**Activity**
Below are records to write out exactly; drop the pictures when you do.

**Data for the task**
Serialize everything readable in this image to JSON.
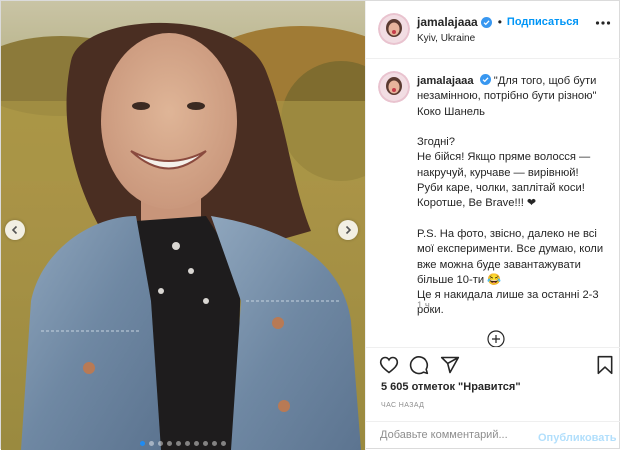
{
  "post": {
    "username": "jamalajaaa",
    "separator": "•",
    "follow_label": "Подписаться",
    "location": "Kyiv, Ukraine",
    "caption": {
      "author": "jamalajaaa",
      "line1": "\"Для того, щоб бути незамінною, потрібно бути різною\" Коко Шанель",
      "line2": "Згодні?",
      "line3": "Не бійся! Якщо пряме волосся — накручуй, курчаве — вирівнюй!",
      "line4": "Руби каре, чолки, заплітай коси!",
      "line5": "Коротше, Be Brave!!! ❤",
      "line6": "P.S. На фото, звісно, далеко не всі мої експерименти. Все думаю, коли вже можна буде завантажувати більше 10-ти 😂",
      "line7": "Це я накидала лише за останні 2-3 роки."
    },
    "caption_time": "1 ч.",
    "likes": "5 605 отметок \"Нравится\"",
    "time_ago": "ЧАС НАЗАД",
    "comment_placeholder": "Добавьте комментарий...",
    "publish_label": "Опубликовать",
    "carousel": {
      "slides": 10,
      "active_index": 0
    }
  },
  "colors": {
    "accent": "#0095f6",
    "publish_disabled": "#b2dffc",
    "secondary_text": "#8e8e8e",
    "active_dot": "#1f8bf2"
  },
  "icons": [
    "chevron-left-icon",
    "chevron-right-icon",
    "verified-badge-icon",
    "more-options-icon",
    "add-comment-plus-icon",
    "heart-icon",
    "comment-icon",
    "share-icon",
    "bookmark-icon"
  ]
}
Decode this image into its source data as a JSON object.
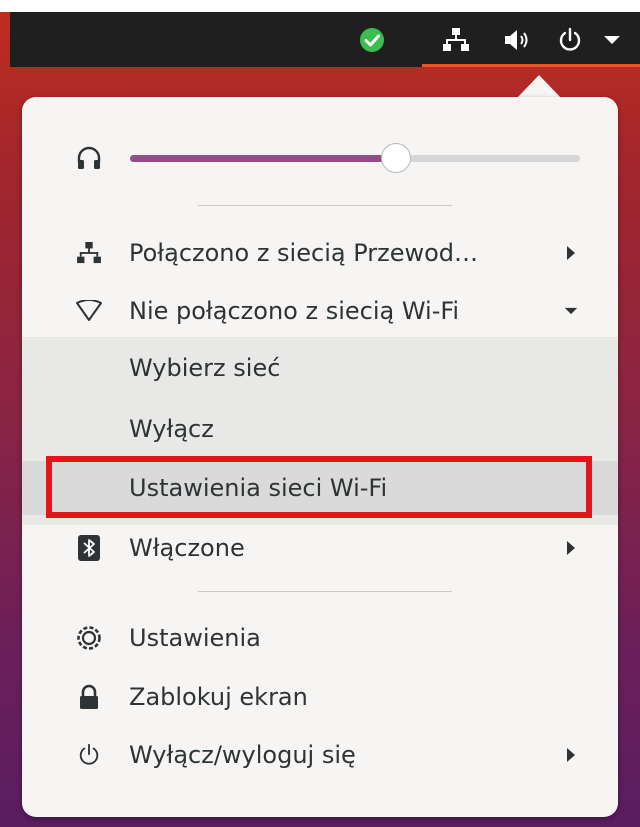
{
  "topbar": {
    "icons": [
      "check-status-icon",
      "wired-network-icon",
      "volume-icon",
      "power-icon",
      "dropdown-arrow-icon"
    ],
    "accent_color": "#e95420",
    "status_color": "#3cbd4f"
  },
  "volume": {
    "icon": "headphones-icon",
    "level": 0.59,
    "fill_color": "#924d8b"
  },
  "menu": {
    "wired": {
      "label": "Połączono z siecią Przewod…",
      "icon": "wired-network-icon"
    },
    "wifi": {
      "label": "Nie połączono z siecią Wi-Fi",
      "icon": "wifi-empty-icon"
    },
    "wifi_items": [
      {
        "label": "Wybierz sieć"
      },
      {
        "label": "Wyłącz"
      },
      {
        "label": "Ustawienia sieci Wi-Fi"
      }
    ],
    "bluetooth": {
      "label": "Włączone",
      "icon": "bluetooth-icon"
    },
    "settings": {
      "label": "Ustawienia",
      "icon": "settings-gear-icon"
    },
    "lock": {
      "label": "Zablokuj ekran",
      "icon": "lock-icon"
    },
    "power": {
      "label": "Wyłącz/wyloguj się",
      "icon": "power-icon"
    }
  },
  "highlight_color": "#e3151b"
}
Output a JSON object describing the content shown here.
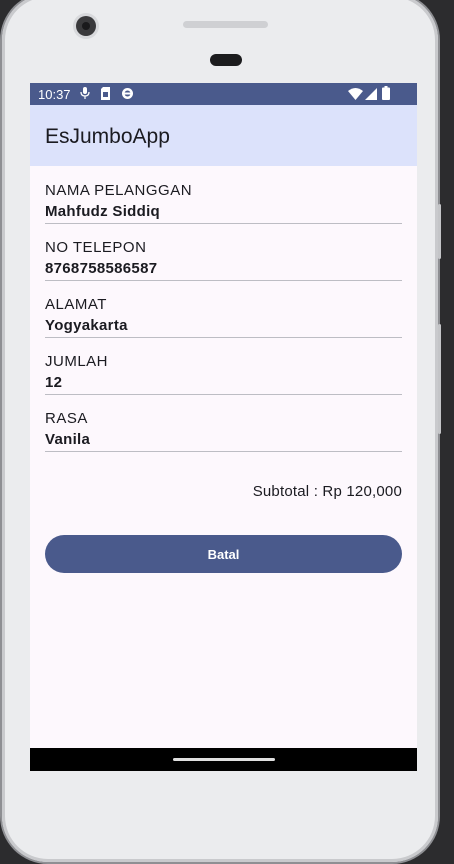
{
  "status_bar": {
    "time": "10:37",
    "left_icons": [
      "mic-icon",
      "sim-card-icon",
      "sync-icon"
    ],
    "right_icons": [
      "wifi-icon",
      "signal-icon",
      "battery-icon"
    ]
  },
  "app_bar": {
    "title": "EsJumboApp"
  },
  "fields": [
    {
      "label": "NAMA PELANGGAN",
      "value": "Mahfudz Siddiq"
    },
    {
      "label": "NO TELEPON",
      "value": "8768758586587"
    },
    {
      "label": "ALAMAT",
      "value": "Yogyakarta"
    },
    {
      "label": "JUMLAH",
      "value": "12"
    },
    {
      "label": "RASA",
      "value": "Vanila"
    }
  ],
  "summary": {
    "subtotal": "Subtotal : Rp 120,000"
  },
  "actions": {
    "cancel_label": "Batal"
  },
  "colors": {
    "primary": "#4a5a8c",
    "app_bar_bg": "#dce2fb",
    "screen_bg": "#fdf8fd",
    "divider": "#bdbdc4"
  }
}
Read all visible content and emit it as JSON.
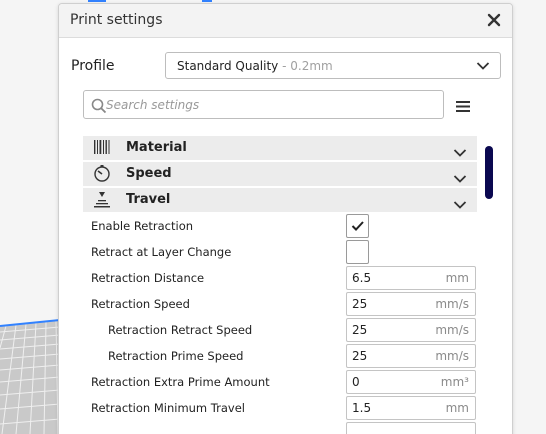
{
  "panel": {
    "title": "Print settings",
    "close_icon": "close-icon"
  },
  "profile": {
    "label": "Profile",
    "value": "Standard Quality",
    "detail": " - 0.2mm"
  },
  "search": {
    "placeholder": "Search settings",
    "icon": "search-icon",
    "menu_icon": "hamburger-menu-icon"
  },
  "categories": [
    {
      "label": "Material",
      "icon": "material-spool-icon"
    },
    {
      "label": "Speed",
      "icon": "speedometer-icon"
    },
    {
      "label": "Travel",
      "icon": "travel-icon"
    }
  ],
  "settings": [
    {
      "name": "Enable Retraction",
      "type": "checkbox",
      "checked": true
    },
    {
      "name": "Retract at Layer Change",
      "type": "checkbox",
      "checked": false
    },
    {
      "name": "Retraction Distance",
      "value": "6.5",
      "unit": "mm"
    },
    {
      "name": "Retraction Speed",
      "value": "25",
      "unit": "mm/s"
    },
    {
      "name": "Retraction Retract Speed",
      "value": "25",
      "unit": "mm/s"
    },
    {
      "name": "Retraction Prime Speed",
      "value": "25",
      "unit": "mm/s"
    },
    {
      "name": "Retraction Extra Prime Amount",
      "value": "0",
      "unit": "mm³"
    },
    {
      "name": "Retraction Minimum Travel",
      "value": "1.5",
      "unit": "mm"
    }
  ],
  "colors": {
    "scrollbar": "#0a0850",
    "category_bg": "#ececec",
    "accent_blue": "#3282ff"
  }
}
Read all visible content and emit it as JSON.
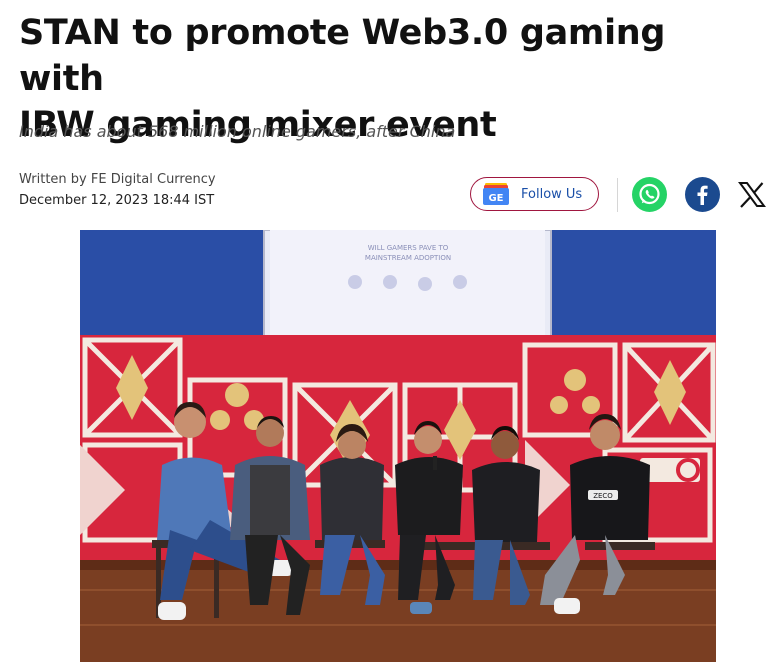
{
  "article": {
    "headline_line1": "STAN to promote Web3.0 gaming with",
    "headline_line2": "IBW gaming mixer event",
    "subheadline": "India has about 568 million online gamers, after China",
    "byline": "Written by FE Digital Currency",
    "date": "December 12, 2023 18:44 IST"
  },
  "actions": {
    "follow_label": "Follow Us",
    "google_news_badge": "GE"
  },
  "share": {
    "whatsapp_icon": "whatsapp-icon",
    "facebook_icon": "facebook-icon",
    "x_icon": "x-icon"
  },
  "photo": {
    "screen_text_line1": "WILL GAMERS PAVE TO",
    "screen_text_line2": "MAINSTREAM ADOPTION",
    "shirt_text": "ZECO"
  },
  "colors": {
    "follow_border": "#a0163f",
    "follow_text": "#1a4fa8",
    "whatsapp": "#25d366",
    "facebook": "#1b4a8f"
  }
}
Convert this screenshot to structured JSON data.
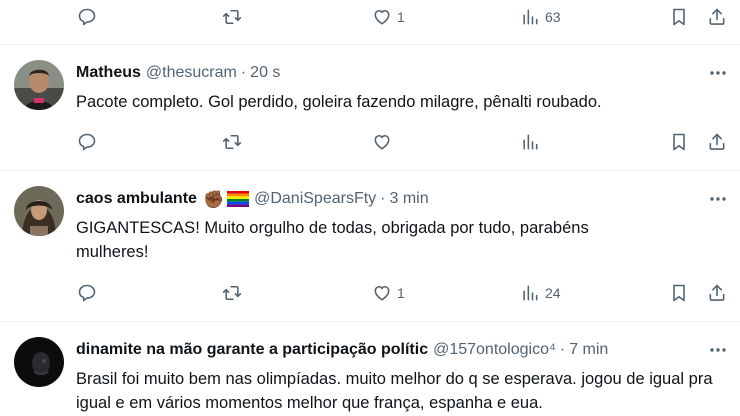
{
  "top_actions": {
    "reply_count": "",
    "retweet_count": "",
    "like_count": "1",
    "views_count": "63"
  },
  "tweets": [
    {
      "name": "Matheus",
      "handle": "@thesucram",
      "separator": "·",
      "time": "20 s",
      "text": "Pacote completo. Gol perdido, goleira fazendo milagre, pênalti roubado.",
      "actions": {
        "reply_count": "",
        "retweet_count": "",
        "like_count": "",
        "views_count": ""
      }
    },
    {
      "name": "caos ambulante",
      "badge_emoji": "✊🏾",
      "flag_icon": "rainbow-flag-icon",
      "handle": "@DaniSpearsFty",
      "separator": "·",
      "time": "3 min",
      "text": "GIGANTESCAS! Muito orgulho de todas, obrigada por tudo, parabéns mulheres!",
      "actions": {
        "reply_count": "",
        "retweet_count": "",
        "like_count": "1",
        "views_count": "24"
      }
    },
    {
      "name": "dinamite na mão garante a participação polític",
      "handle": "@157ontologico⁴",
      "separator": "·",
      "time": "7 min",
      "text": "Brasil foi muito bem nas olimpíadas. muito melhor do q se esperava. jogou de igual pra igual e em vários momentos melhor que frança, espanha e eua."
    }
  ],
  "colors": {
    "text": "#0f1419",
    "secondary": "#536471",
    "divider": "#eff3f4"
  }
}
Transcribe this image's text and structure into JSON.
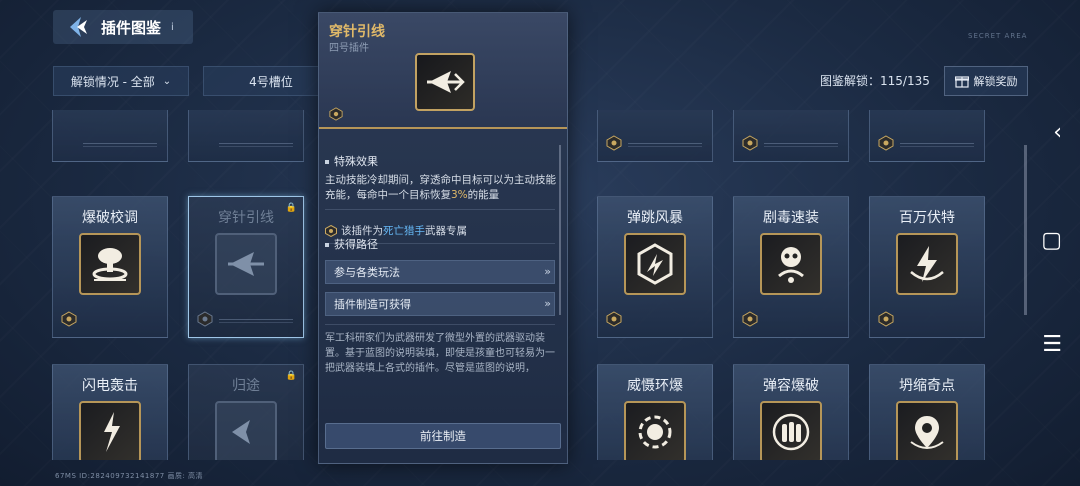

**Answer**
Serialize everything readable in this image to JSON.
{
  "post": {
    "username": "jamalajaaa",
    "separator": "•",
    "follow_label": "Подписаться",
    "location": "Kyiv, Ukraine",
    "caption": {
      "author": "jamalajaaa",
      "line1": "\"Для того, щоб бути незамінною, потрібно бути різною\" Коко Шанель",
      "line2": "Згодні?",
      "line3": "Не бійся! Якщо пряме волосся — накручуй, курчаве — вирівнюй!",
      "line4": "Руби каре, чолки, заплітай коси!",
      "line5": "Коротше, Be Brave!!! ❤",
      "line6": "P.S. На фото, звісно, далеко не всі мої експерименти. Все думаю, коли вже можна буде завантажувати більше 10-ти 😂",
      "line7": "Це я накидала лише за останні 2-3 роки."
    },
    "caption_time": "1 ч.",
    "likes": "5 605 отметок \"Нравится\"",
    "time_ago": "ЧАС НАЗАД",
    "comment_placeholder": "Добавьте комментарий...",
    "publish_label": "Опубликовать",
    "carousel": {
      "slides": 10,
      "active_index": 0
    }
  },
  "colors": {
    "accent": "#0095f6",
    "publish_disabled": "#b2dffc",
    "secondary_text": "#8e8e8e",
    "active_dot": "#1f8bf2"
  },
  "icons": [
    "chevron-left-icon",
    "chevron-right-icon",
    "verified-badge-icon",
    "more-options-icon",
    "add-comment-plus-icon",
    "heart-icon",
    "comment-icon",
    "share-icon",
    "bookmark-icon"
  ]
}
Decode this image into its source data as a JSON object.
{
  "topbar": {
    "icons": [
      "check-status-icon",
      "wired-network-icon",
      "volume-icon",
      "power-icon",
      "dropdown-arrow-icon"
    ],
    "accent_color": "#e95420",
    "status_color": "#3cbd4f"
  },
  "volume": {
    "icon": "headphones-icon",
    "level": 0.59,
    "fill_color": "#924d8b"
  },
  "menu": {
    "wired": {
      "label": "Połączono z siecią Przewod…",
      "icon": "wired-network-icon"
    },
    "wifi": {
      "label": "Nie połączono z siecią Wi-Fi",
      "icon": "wifi-empty-icon"
    },
    "wifi_items": [
      {
        "label": "Wybierz sieć"
      },
      {
        "label": "Wyłącz"
      },
      {
        "label": "Ustawienia sieci Wi-Fi"
      }
    ],
    "bluetooth": {
      "label": "Włączone",
      "icon": "bluetooth-icon"
    },
    "settings": {
      "label": "Ustawienia",
      "icon": "settings-gear-icon"
    },
    "lock": {
      "label": "Zablokuj ekran",
      "icon": "lock-icon"
    },
    "power": {
      "label": "Wyłącz/wyloguj się",
      "icon": "power-icon"
    }
  },
  "highlight_color": "#e3151b"
}
Output a JSON object describing the content shown here.
{
  "status_bar": {
    "time": "10:37",
    "left_icons": [
      "mic-icon",
      "sim-card-icon",
      "sync-icon"
    ],
    "right_icons": [
      "wifi-icon",
      "signal-icon",
      "battery-icon"
    ]
  },
  "app_bar": {
    "title": "EsJumboApp"
  },
  "fields": [
    {
      "label": "NAMA PELANGGAN",
      "value": "Mahfudz Siddiq"
    },
    {
      "label": "NO TELEPON",
      "value": "8768758586587"
    },
    {
      "label": "ALAMAT",
      "value": "Yogyakarta"
    },
    {
      "label": "JUMLAH",
      "value": "12"
    },
    {
      "label": "RASA",
      "value": "Vanila"
    }
  ],
  "summary": {
    "subtotal": "Subtotal : Rp 120,000"
  },
  "actions": {
    "cancel_label": "Batal"
  },
  "colors": {
    "primary": "#4a5a8c",
    "app_bar_bg": "#dce2fb",
    "screen_bg": "#fdf8fd",
    "divider": "#bdbdc4"
  }
}
Read all visible content and emit it as JSON.
{
  "panel": {
    "title": "Print settings",
    "close_icon": "close-icon"
  },
  "profile": {
    "label": "Profile",
    "value": "Standard Quality",
    "detail": " - 0.2mm"
  },
  "search": {
    "placeholder": "Search settings",
    "icon": "search-icon",
    "menu_icon": "hamburger-menu-icon"
  },
  "categories": [
    {
      "label": "Material",
      "icon": "material-spool-icon"
    },
    {
      "label": "Speed",
      "icon": "speedometer-icon"
    },
    {
      "label": "Travel",
      "icon": "travel-icon"
    }
  ],
  "settings": [
    {
      "name": "Enable Retraction",
      "type": "checkbox",
      "checked": true
    },
    {
      "name": "Retract at Layer Change",
      "type": "checkbox",
      "checked": false
    },
    {
      "name": "Retraction Distance",
      "value": "6.5",
      "unit": "mm"
    },
    {
      "name": "Retraction Speed",
      "value": "25",
      "unit": "mm/s"
    },
    {
      "name": "Retraction Retract Speed",
      "value": "25",
      "unit": "mm/s"
    },
    {
      "name": "Retraction Prime Speed",
      "value": "25",
      "unit": "mm/s"
    },
    {
      "name": "Retraction Extra Prime Amount",
      "value": "0",
      "unit": "mm³"
    },
    {
      "name": "Retraction Minimum Travel",
      "value": "1.5",
      "unit": "mm"
    }
  ],
  "colors": {
    "scrollbar": "#0a0850",
    "category_bg": "#ececec",
    "accent_blue": "#3282ff"
  }
}
Read all visible content and emit it as JSON.
{
  "article": {
    "headline_line1": "STAN to promote Web3.0 gaming with",
    "headline_line2": "IBW gaming mixer event",
    "subheadline": "India has about 568 million online gamers, after China",
    "byline": "Written by FE Digital Currency",
    "date": "December 12, 2023 18:44 IST"
  },
  "actions": {
    "follow_label": "Follow Us",
    "google_news_badge": "GE"
  },
  "share": {
    "whatsapp_icon": "whatsapp-icon",
    "facebook_icon": "facebook-icon",
    "x_icon": "x-icon"
  },
  "photo": {
    "screen_text_line1": "WILL GAMERS PAVE TO",
    "screen_text_line2": "MAINSTREAM ADOPTION",
    "shirt_text": "ZECO"
  },
  "colors": {
    "follow_border": "#a0163f",
    "follow_text": "#1a4fa8",
    "whatsapp": "#25d366",
    "facebook": "#1b4a8f"
  }
}
Convert this screenshot to structured JSON data.
{
  "top_actions": {
    "reply_count": "",
    "retweet_count": "",
    "like_count": "1",
    "views_count": "63"
  },
  "tweets": [
    {
      "name": "Matheus",
      "handle": "@thesucram",
      "separator": "·",
      "time": "20 s",
      "text": "Pacote completo. Gol perdido, goleira fazendo milagre, pênalti roubado.",
      "actions": {
        "reply_count": "",
        "retweet_count": "",
        "like_count": "",
        "views_count": ""
      }
    },
    {
      "name": "caos ambulante",
      "badge_emoji": "✊🏾",
      "flag_icon": "rainbow-flag-icon",
      "handle": "@DaniSpearsFty",
      "separator": "·",
      "time": "3 min",
      "text": "GIGANTESCAS! Muito orgulho de todas, obrigada por tudo, parabéns mulheres!",
      "actions": {
        "reply_count": "",
        "retweet_count": "",
        "like_count": "1",
        "views_count": "24"
      }
    },
    {
      "name": "dinamite na mão garante a participação polític",
      "handle": "@157ontologico⁴",
      "separator": "·",
      "time": "7 min",
      "text": "Brasil foi muito bem nas olimpíadas. muito melhor do q se esperava. jogou de igual pra igual e em vários momentos melhor que frança, espanha e eua."
    }
  ],
  "colors": {
    "text": "#0f1419",
    "secondary": "#536471",
    "divider": "#eff3f4"
  }
}
Transcribe this image's text and structure into JSON.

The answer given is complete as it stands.